An exact repetition of every entry, with no images, is the required answer.

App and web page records

☆ ☆ ☆ ☆ ☆

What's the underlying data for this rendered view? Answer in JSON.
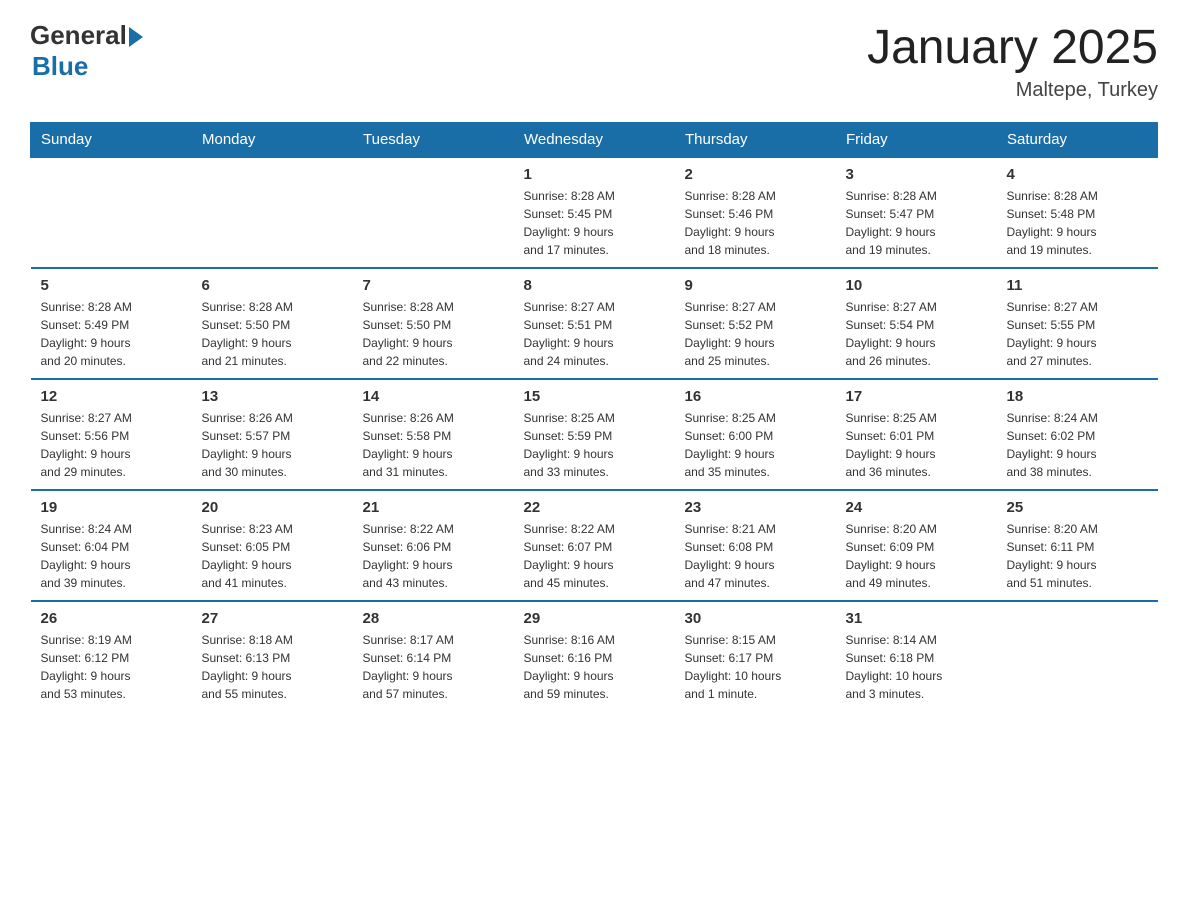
{
  "header": {
    "logo": {
      "general": "General",
      "blue": "Blue"
    },
    "title": "January 2025",
    "subtitle": "Maltepe, Turkey"
  },
  "calendar": {
    "days_of_week": [
      "Sunday",
      "Monday",
      "Tuesday",
      "Wednesday",
      "Thursday",
      "Friday",
      "Saturday"
    ],
    "weeks": [
      [
        {
          "day": "",
          "info": ""
        },
        {
          "day": "",
          "info": ""
        },
        {
          "day": "",
          "info": ""
        },
        {
          "day": "1",
          "info": "Sunrise: 8:28 AM\nSunset: 5:45 PM\nDaylight: 9 hours\nand 17 minutes."
        },
        {
          "day": "2",
          "info": "Sunrise: 8:28 AM\nSunset: 5:46 PM\nDaylight: 9 hours\nand 18 minutes."
        },
        {
          "day": "3",
          "info": "Sunrise: 8:28 AM\nSunset: 5:47 PM\nDaylight: 9 hours\nand 19 minutes."
        },
        {
          "day": "4",
          "info": "Sunrise: 8:28 AM\nSunset: 5:48 PM\nDaylight: 9 hours\nand 19 minutes."
        }
      ],
      [
        {
          "day": "5",
          "info": "Sunrise: 8:28 AM\nSunset: 5:49 PM\nDaylight: 9 hours\nand 20 minutes."
        },
        {
          "day": "6",
          "info": "Sunrise: 8:28 AM\nSunset: 5:50 PM\nDaylight: 9 hours\nand 21 minutes."
        },
        {
          "day": "7",
          "info": "Sunrise: 8:28 AM\nSunset: 5:50 PM\nDaylight: 9 hours\nand 22 minutes."
        },
        {
          "day": "8",
          "info": "Sunrise: 8:27 AM\nSunset: 5:51 PM\nDaylight: 9 hours\nand 24 minutes."
        },
        {
          "day": "9",
          "info": "Sunrise: 8:27 AM\nSunset: 5:52 PM\nDaylight: 9 hours\nand 25 minutes."
        },
        {
          "day": "10",
          "info": "Sunrise: 8:27 AM\nSunset: 5:54 PM\nDaylight: 9 hours\nand 26 minutes."
        },
        {
          "day": "11",
          "info": "Sunrise: 8:27 AM\nSunset: 5:55 PM\nDaylight: 9 hours\nand 27 minutes."
        }
      ],
      [
        {
          "day": "12",
          "info": "Sunrise: 8:27 AM\nSunset: 5:56 PM\nDaylight: 9 hours\nand 29 minutes."
        },
        {
          "day": "13",
          "info": "Sunrise: 8:26 AM\nSunset: 5:57 PM\nDaylight: 9 hours\nand 30 minutes."
        },
        {
          "day": "14",
          "info": "Sunrise: 8:26 AM\nSunset: 5:58 PM\nDaylight: 9 hours\nand 31 minutes."
        },
        {
          "day": "15",
          "info": "Sunrise: 8:25 AM\nSunset: 5:59 PM\nDaylight: 9 hours\nand 33 minutes."
        },
        {
          "day": "16",
          "info": "Sunrise: 8:25 AM\nSunset: 6:00 PM\nDaylight: 9 hours\nand 35 minutes."
        },
        {
          "day": "17",
          "info": "Sunrise: 8:25 AM\nSunset: 6:01 PM\nDaylight: 9 hours\nand 36 minutes."
        },
        {
          "day": "18",
          "info": "Sunrise: 8:24 AM\nSunset: 6:02 PM\nDaylight: 9 hours\nand 38 minutes."
        }
      ],
      [
        {
          "day": "19",
          "info": "Sunrise: 8:24 AM\nSunset: 6:04 PM\nDaylight: 9 hours\nand 39 minutes."
        },
        {
          "day": "20",
          "info": "Sunrise: 8:23 AM\nSunset: 6:05 PM\nDaylight: 9 hours\nand 41 minutes."
        },
        {
          "day": "21",
          "info": "Sunrise: 8:22 AM\nSunset: 6:06 PM\nDaylight: 9 hours\nand 43 minutes."
        },
        {
          "day": "22",
          "info": "Sunrise: 8:22 AM\nSunset: 6:07 PM\nDaylight: 9 hours\nand 45 minutes."
        },
        {
          "day": "23",
          "info": "Sunrise: 8:21 AM\nSunset: 6:08 PM\nDaylight: 9 hours\nand 47 minutes."
        },
        {
          "day": "24",
          "info": "Sunrise: 8:20 AM\nSunset: 6:09 PM\nDaylight: 9 hours\nand 49 minutes."
        },
        {
          "day": "25",
          "info": "Sunrise: 8:20 AM\nSunset: 6:11 PM\nDaylight: 9 hours\nand 51 minutes."
        }
      ],
      [
        {
          "day": "26",
          "info": "Sunrise: 8:19 AM\nSunset: 6:12 PM\nDaylight: 9 hours\nand 53 minutes."
        },
        {
          "day": "27",
          "info": "Sunrise: 8:18 AM\nSunset: 6:13 PM\nDaylight: 9 hours\nand 55 minutes."
        },
        {
          "day": "28",
          "info": "Sunrise: 8:17 AM\nSunset: 6:14 PM\nDaylight: 9 hours\nand 57 minutes."
        },
        {
          "day": "29",
          "info": "Sunrise: 8:16 AM\nSunset: 6:16 PM\nDaylight: 9 hours\nand 59 minutes."
        },
        {
          "day": "30",
          "info": "Sunrise: 8:15 AM\nSunset: 6:17 PM\nDaylight: 10 hours\nand 1 minute."
        },
        {
          "day": "31",
          "info": "Sunrise: 8:14 AM\nSunset: 6:18 PM\nDaylight: 10 hours\nand 3 minutes."
        },
        {
          "day": "",
          "info": ""
        }
      ]
    ]
  }
}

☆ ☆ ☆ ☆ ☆

** Response below **
What's the underlying data for this rendered view? Answer in JSON.
{
  "header": {
    "logo": {
      "general": "General",
      "blue": "Blue"
    },
    "title": "January 2025",
    "subtitle": "Maltepe, Turkey"
  },
  "calendar": {
    "days_of_week": [
      "Sunday",
      "Monday",
      "Tuesday",
      "Wednesday",
      "Thursday",
      "Friday",
      "Saturday"
    ],
    "weeks": [
      [
        {
          "day": "",
          "info": ""
        },
        {
          "day": "",
          "info": ""
        },
        {
          "day": "",
          "info": ""
        },
        {
          "day": "1",
          "info": "Sunrise: 8:28 AM\nSunset: 5:45 PM\nDaylight: 9 hours\nand 17 minutes."
        },
        {
          "day": "2",
          "info": "Sunrise: 8:28 AM\nSunset: 5:46 PM\nDaylight: 9 hours\nand 18 minutes."
        },
        {
          "day": "3",
          "info": "Sunrise: 8:28 AM\nSunset: 5:47 PM\nDaylight: 9 hours\nand 19 minutes."
        },
        {
          "day": "4",
          "info": "Sunrise: 8:28 AM\nSunset: 5:48 PM\nDaylight: 9 hours\nand 19 minutes."
        }
      ],
      [
        {
          "day": "5",
          "info": "Sunrise: 8:28 AM\nSunset: 5:49 PM\nDaylight: 9 hours\nand 20 minutes."
        },
        {
          "day": "6",
          "info": "Sunrise: 8:28 AM\nSunset: 5:50 PM\nDaylight: 9 hours\nand 21 minutes."
        },
        {
          "day": "7",
          "info": "Sunrise: 8:28 AM\nSunset: 5:50 PM\nDaylight: 9 hours\nand 22 minutes."
        },
        {
          "day": "8",
          "info": "Sunrise: 8:27 AM\nSunset: 5:51 PM\nDaylight: 9 hours\nand 24 minutes."
        },
        {
          "day": "9",
          "info": "Sunrise: 8:27 AM\nSunset: 5:52 PM\nDaylight: 9 hours\nand 25 minutes."
        },
        {
          "day": "10",
          "info": "Sunrise: 8:27 AM\nSunset: 5:54 PM\nDaylight: 9 hours\nand 26 minutes."
        },
        {
          "day": "11",
          "info": "Sunrise: 8:27 AM\nSunset: 5:55 PM\nDaylight: 9 hours\nand 27 minutes."
        }
      ],
      [
        {
          "day": "12",
          "info": "Sunrise: 8:27 AM\nSunset: 5:56 PM\nDaylight: 9 hours\nand 29 minutes."
        },
        {
          "day": "13",
          "info": "Sunrise: 8:26 AM\nSunset: 5:57 PM\nDaylight: 9 hours\nand 30 minutes."
        },
        {
          "day": "14",
          "info": "Sunrise: 8:26 AM\nSunset: 5:58 PM\nDaylight: 9 hours\nand 31 minutes."
        },
        {
          "day": "15",
          "info": "Sunrise: 8:25 AM\nSunset: 5:59 PM\nDaylight: 9 hours\nand 33 minutes."
        },
        {
          "day": "16",
          "info": "Sunrise: 8:25 AM\nSunset: 6:00 PM\nDaylight: 9 hours\nand 35 minutes."
        },
        {
          "day": "17",
          "info": "Sunrise: 8:25 AM\nSunset: 6:01 PM\nDaylight: 9 hours\nand 36 minutes."
        },
        {
          "day": "18",
          "info": "Sunrise: 8:24 AM\nSunset: 6:02 PM\nDaylight: 9 hours\nand 38 minutes."
        }
      ],
      [
        {
          "day": "19",
          "info": "Sunrise: 8:24 AM\nSunset: 6:04 PM\nDaylight: 9 hours\nand 39 minutes."
        },
        {
          "day": "20",
          "info": "Sunrise: 8:23 AM\nSunset: 6:05 PM\nDaylight: 9 hours\nand 41 minutes."
        },
        {
          "day": "21",
          "info": "Sunrise: 8:22 AM\nSunset: 6:06 PM\nDaylight: 9 hours\nand 43 minutes."
        },
        {
          "day": "22",
          "info": "Sunrise: 8:22 AM\nSunset: 6:07 PM\nDaylight: 9 hours\nand 45 minutes."
        },
        {
          "day": "23",
          "info": "Sunrise: 8:21 AM\nSunset: 6:08 PM\nDaylight: 9 hours\nand 47 minutes."
        },
        {
          "day": "24",
          "info": "Sunrise: 8:20 AM\nSunset: 6:09 PM\nDaylight: 9 hours\nand 49 minutes."
        },
        {
          "day": "25",
          "info": "Sunrise: 8:20 AM\nSunset: 6:11 PM\nDaylight: 9 hours\nand 51 minutes."
        }
      ],
      [
        {
          "day": "26",
          "info": "Sunrise: 8:19 AM\nSunset: 6:12 PM\nDaylight: 9 hours\nand 53 minutes."
        },
        {
          "day": "27",
          "info": "Sunrise: 8:18 AM\nSunset: 6:13 PM\nDaylight: 9 hours\nand 55 minutes."
        },
        {
          "day": "28",
          "info": "Sunrise: 8:17 AM\nSunset: 6:14 PM\nDaylight: 9 hours\nand 57 minutes."
        },
        {
          "day": "29",
          "info": "Sunrise: 8:16 AM\nSunset: 6:16 PM\nDaylight: 9 hours\nand 59 minutes."
        },
        {
          "day": "30",
          "info": "Sunrise: 8:15 AM\nSunset: 6:17 PM\nDaylight: 10 hours\nand 1 minute."
        },
        {
          "day": "31",
          "info": "Sunrise: 8:14 AM\nSunset: 6:18 PM\nDaylight: 10 hours\nand 3 minutes."
        },
        {
          "day": "",
          "info": ""
        }
      ]
    ]
  }
}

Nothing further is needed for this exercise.